meeting meenakshi in madurai

"In-Roads", Life Positive Magazine, Jan 2004

As the story goes, when Pandya, the childless king of Madurai, was performing a fire ritual, a three-year old girl appeared from the sacrificial fire. The girl was pretty, but had three breasts. This worried the king. However, a divine voice assured him that it would vanish as soon as the girl meets her consort. The girl grew into a bold and beautiful princess, and no sooner did she saw Shiva on the battle-field of Mt Kailas, her third breast disappeared! The princess was none other than Parvati, and after the couple wed and ruled long over the Pandya Kingdom, they settled in Madurai.
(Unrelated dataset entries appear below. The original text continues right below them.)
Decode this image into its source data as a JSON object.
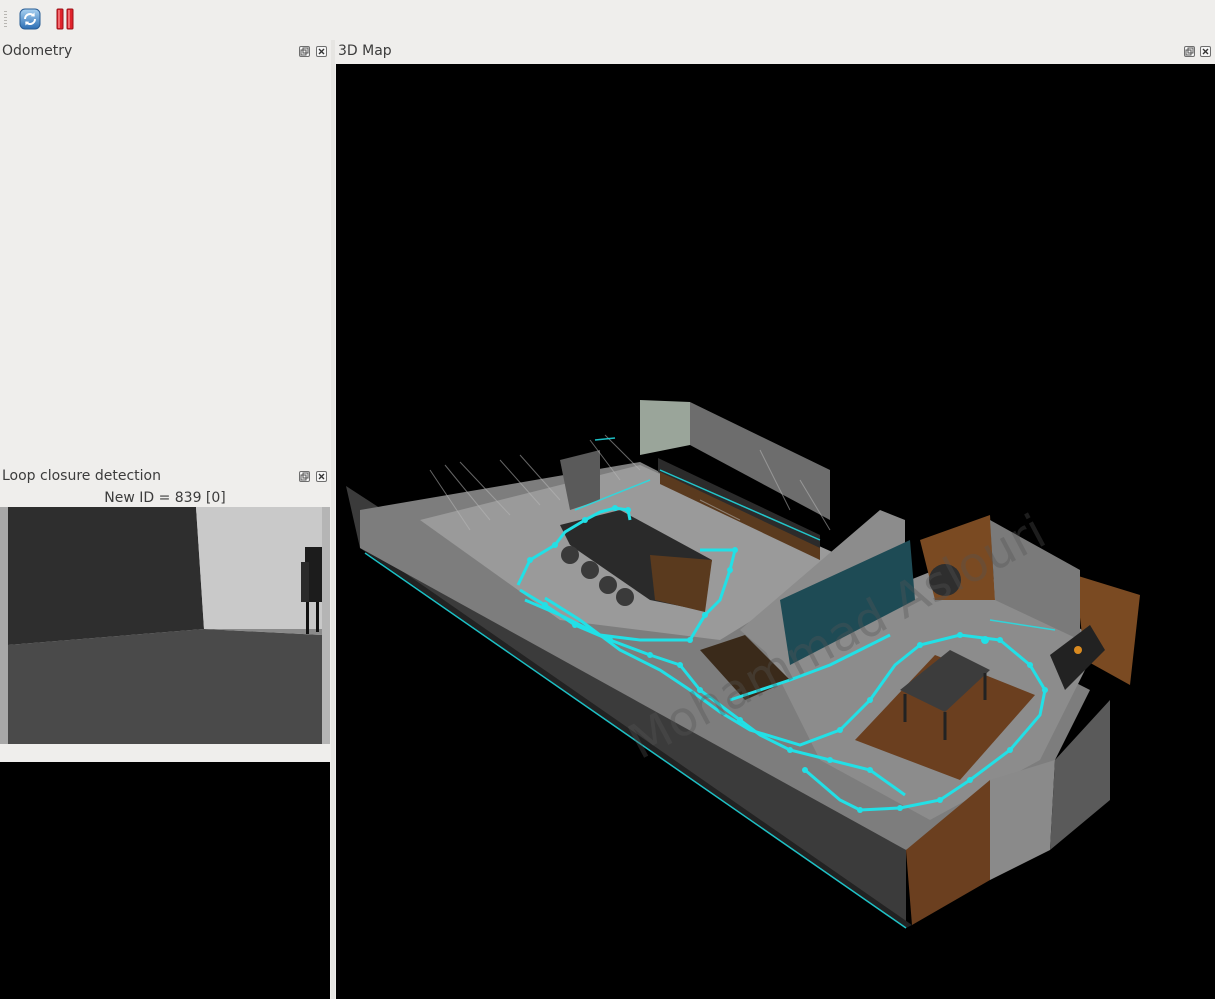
{
  "toolbar": {
    "refresh_icon": "refresh-icon",
    "pause_icon": "pause-icon"
  },
  "odometry": {
    "title": "Odometry"
  },
  "loop_closure": {
    "title": "Loop closure detection",
    "status": "New ID = 839 [0]"
  },
  "map3d": {
    "title": "3D Map",
    "watermark": "Mohammad Aslouri"
  },
  "colors": {
    "window_bg": "#efeeec",
    "map_bg": "#000000",
    "trajectory": "#22e0e6",
    "wall_gray": "#3a3a3a",
    "floor_gray": "#8a8a8a",
    "wood": "#6b3f1f"
  }
}
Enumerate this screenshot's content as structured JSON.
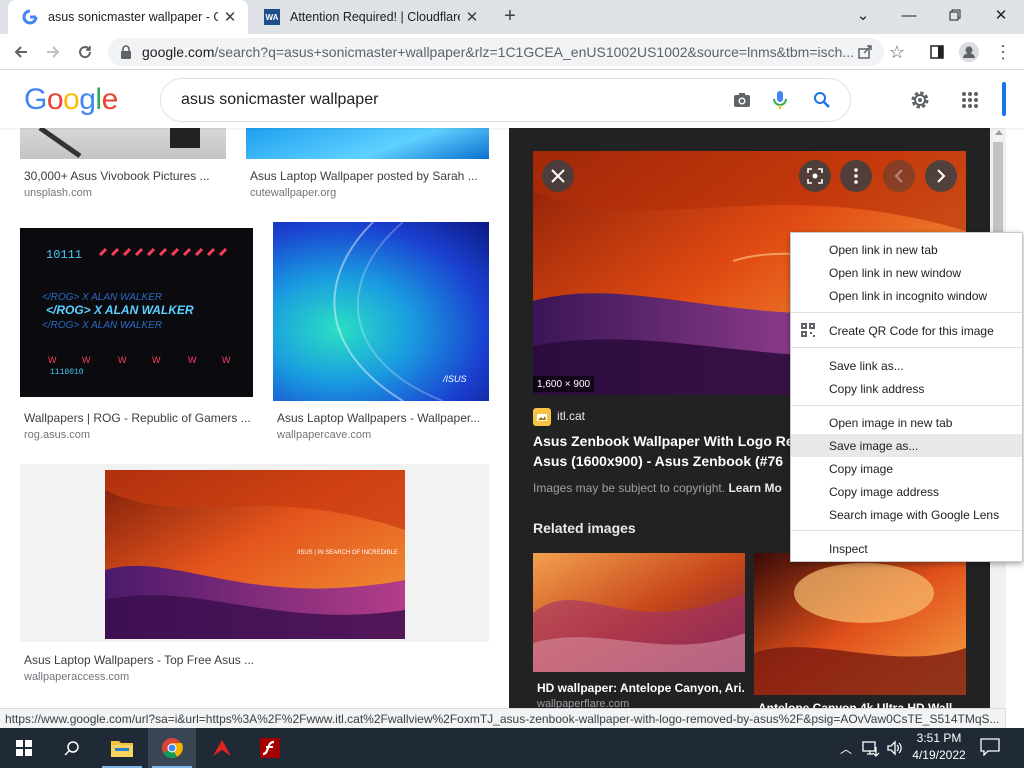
{
  "browser": {
    "tabs": [
      {
        "title": "asus sonicmaster wallpaper - Go",
        "active": true,
        "favicon": "google-g-icon"
      },
      {
        "title": "Attention Required! | Cloudflare",
        "active": false,
        "favicon": "wa-icon",
        "favicon_text": "WA"
      }
    ],
    "new_tab_symbol": "+",
    "url_host": "google.com",
    "url_rest": "/search?q=asus+sonicmaster+wallpaper&rlz=1C1GCEA_enUS1002US1002&source=lnms&tbm=isch..."
  },
  "google": {
    "logo_letters": [
      "G",
      "o",
      "o",
      "g",
      "l",
      "e"
    ],
    "logo_colors": [
      "#4285f4",
      "#ea4335",
      "#fbbc05",
      "#4285f4",
      "#34a853",
      "#ea4335"
    ],
    "query": "asus sonicmaster wallpaper"
  },
  "results": [
    {
      "title": "30,000+ Asus Vivobook Pictures ...",
      "source": "unsplash.com"
    },
    {
      "title": "Asus Laptop Wallpaper posted by Sarah ...",
      "source": "cutewallpaper.org"
    },
    {
      "title": "Wallpapers | ROG - Republic of Gamers ...",
      "source": "rog.asus.com",
      "image_text": "</ROG> X ALAN WALKER"
    },
    {
      "title": "Asus Laptop Wallpapers - Wallpaper...",
      "source": "wallpapercave.com",
      "image_text": "/ISUS"
    },
    {
      "title": "Asus Laptop Wallpapers - Top Free Asus ...",
      "source": "wallpaperaccess.com",
      "image_text": "/ISUS | IN SEARCH OF INCREDIBLE"
    }
  ],
  "preview": {
    "dimensions": "1,600 × 900",
    "site": "itl.cat",
    "title_line1": "Asus Zenbook Wallpaper With Logo Re",
    "title_line2": "Asus (1600x900) - Asus Zenbook (#76",
    "copyright": "Images may be subject to copyright.",
    "learn_more": "Learn Mo",
    "related_heading": "Related images",
    "related": [
      {
        "title": "HD wallpaper: Antelope Canyon, Ari...",
        "source": "wallpaperflare.com"
      },
      {
        "title": "Antelope Canyon 4k Ultra HD Wall...",
        "source": ""
      }
    ]
  },
  "context_menu": {
    "items": [
      {
        "label": "Open link in new tab"
      },
      {
        "label": "Open link in new window"
      },
      {
        "label": "Open link in incognito window"
      },
      {
        "label": "Create QR Code for this image",
        "icon": "qr-code-icon"
      },
      {
        "label": "Save link as..."
      },
      {
        "label": "Copy link address"
      },
      {
        "label": "Open image in new tab"
      },
      {
        "label": "Save image as...",
        "highlighted": true
      },
      {
        "label": "Copy image"
      },
      {
        "label": "Copy image address"
      },
      {
        "label": "Search image with Google Lens"
      },
      {
        "label": "Inspect"
      }
    ]
  },
  "status_url": "https://www.google.com/url?sa=i&url=https%3A%2F%2Fwww.itl.cat%2Fwallview%2FoxmTJ_asus-zenbook-wallpaper-with-logo-removed-by-asus%2F&psig=AOvVaw0CsTE_S514TMqS...",
  "taskbar": {
    "time": "3:51 PM",
    "date": "4/19/2022",
    "apps": [
      "file-explorer-icon",
      "chrome-icon",
      "acrobat-icon",
      "flash-icon"
    ]
  },
  "colors": {
    "accent_blue": "#1a73e8",
    "panel_bg": "#222222",
    "taskbar_bg": "#1f2a36"
  }
}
The train screeched forth as soon as I finished hearing this tale from a co-passenger. My journey started towards the famous Madurai temple in Tamil Nadu, where the couple (princess Meenakshi and Sundereshwar Shiva) is residing ever since. As I watched the sky change color and wear a bridal red, I marveled at the strength of their love. Till today, their wedding is held sacred, their idols worshipped, and their union revered. The pillars of Meenakshi temple resonate the tales of their love, it is said. Soon the aroma of sambar, dal vadas, and freshly prepared idlis being served on banana leaves permeated the air. I wrote a haiku, “The breeze moves the branch, the branch the bird; the bird the breeze”, before finally lulled to sleep by the rhythmic notes of the train.

The next morning found me in the relaxed town of Madurai, pulsating with the presence of the Goddess. The temple stands towering over the teeming city streets. Checking into a room near the temple complex, I waited to be called. Admiring the commanding structure from different angles kept my attention gripped for one entire day. From each view, the temple looked different, with each of its four awe-inspiring entrances giving a different glimpse of the temple, where Parvati (disguised as Meenakshi) resides with her timeless consort Shiva. As evening of the next day strolled past, it whispered an invitation in my ear. With an offering of a Jasmine flower in my palm, I entered from the eastern street through the Astha Sakshi Mandapam, with its pillars illustrating different aspects of Goddess Meenakshi and the miracles performed by Lord Shiva in Madurai. I passed idols of Ganesha, carvings of the eight Shaktis, immunerable inscriptions of verses, and thousands of idols embedded on the walls and ceilings on the way. Hearing the sculpted figures narrate details of the wedding, it felt as though a perennial celebration is underway each moment in vibrant color and spectacular ritual.

In temple tradition, it is customary to meet the Goddess before encountering Shiva. Of course, isn’t the route to Shiva through Shakti! Procuring a rupee ticket from the counter, as I moved towards the shrine of the Shakti incarnate Pandyan princess, I knew I had embarked not in a temple, but a city! The sprawling area of over 6 hectares boasts of long corridors, towering sculptures and several 45-50 m tall gopurams or gateways, studded with myriad mythological images of Dravidian gods and goddesses. The busy lanes of this city are dotted with several dance halls (whose mention is heard in the poetic renditions of Tamil scholars), stunning architectural splendor, and rich legend.

Skipping the line of devouts, I sat facing the splendid shrine of the Goddess. The 2000 year old dark sanctuary was lit up with a single oil lamp, which revealed the countenance of Meenakshi, carved out of a single emerald rock. The delicately adorned Pandya beauty with high cheek-bones, arched eyebrows, and well defined chin and lotus like eyes cast a spell. If her stone image could be so engrossing, how bewitching must she be in flesh and bone! I could watch her endlessly, if not for the call of the priest, who signaled me to come forward and receive prasadam (lotus flower offering from her feet) with a pack of sindoor (vermillion). I proceeded past the sanctum sanctorum, and crossed a corridor with mythical lions jumping out of pillars, a gigantic idol of Ganesha (unearthed 1.8 miles from the temple by King Thirumalai Nayakar); a dancing Nataraja (dancing pose of Shiva), the ancient tank of golden lotuses where Lord Indra is believed to have plucked out golden lotuses to worship Shiva.

Past the 12 ft high statues of dwarapalaks (gatekeepers), 8 elephants and 12 lions keeping vigil at the entrance, I proceeded to meet Lord Sundereshwara Shiva, the lord of lords! Face-to-face with the idol, it was evident that the splendor preceding the shrine was an effort to match his grandeur. It was the culmination of my visit, when I got ushered into the awe-inspiring thousand-pillared hall, with 985 pillars arranged such that they appear to be in a straight line from all angles. The 22 smaller musical pillars have been carved out from a single stone. Each pillar spoke to me a different tale of Shiva's power and compassion. It seemed as though the thousand-pillar hall was the Sahasrāra "thousand-petalled" crown chakra, which the yogis merge into at the culmination of their striving.